** Opening Records shown block **
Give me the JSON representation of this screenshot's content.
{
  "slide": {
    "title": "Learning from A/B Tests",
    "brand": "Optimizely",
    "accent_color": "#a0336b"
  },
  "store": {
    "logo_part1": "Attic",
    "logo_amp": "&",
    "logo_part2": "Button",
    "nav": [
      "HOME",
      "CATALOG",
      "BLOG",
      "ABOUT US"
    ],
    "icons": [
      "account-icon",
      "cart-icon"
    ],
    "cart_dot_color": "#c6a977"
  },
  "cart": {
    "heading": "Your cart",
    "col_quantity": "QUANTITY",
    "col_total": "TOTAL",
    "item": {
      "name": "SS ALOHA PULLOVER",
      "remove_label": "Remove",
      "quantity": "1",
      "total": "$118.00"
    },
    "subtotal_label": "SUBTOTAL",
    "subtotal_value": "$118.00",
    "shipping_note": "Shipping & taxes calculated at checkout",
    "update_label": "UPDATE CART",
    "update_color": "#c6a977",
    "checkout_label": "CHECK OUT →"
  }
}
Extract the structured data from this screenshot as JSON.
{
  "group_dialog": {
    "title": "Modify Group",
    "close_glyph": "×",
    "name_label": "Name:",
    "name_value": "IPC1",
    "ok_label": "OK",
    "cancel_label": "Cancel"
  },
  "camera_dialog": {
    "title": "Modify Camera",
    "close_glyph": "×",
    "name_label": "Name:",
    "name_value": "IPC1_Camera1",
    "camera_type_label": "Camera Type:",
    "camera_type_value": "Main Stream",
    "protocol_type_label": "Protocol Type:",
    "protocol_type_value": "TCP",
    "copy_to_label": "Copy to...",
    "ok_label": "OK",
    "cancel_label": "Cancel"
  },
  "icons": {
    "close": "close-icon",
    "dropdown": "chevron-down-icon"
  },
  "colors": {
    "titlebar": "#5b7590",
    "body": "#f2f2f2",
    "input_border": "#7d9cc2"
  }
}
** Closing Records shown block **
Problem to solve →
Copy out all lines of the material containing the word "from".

Solution for this task →
    "title": "Learning from A/B Tests",
Extract the structured data from this screenshot as JSON.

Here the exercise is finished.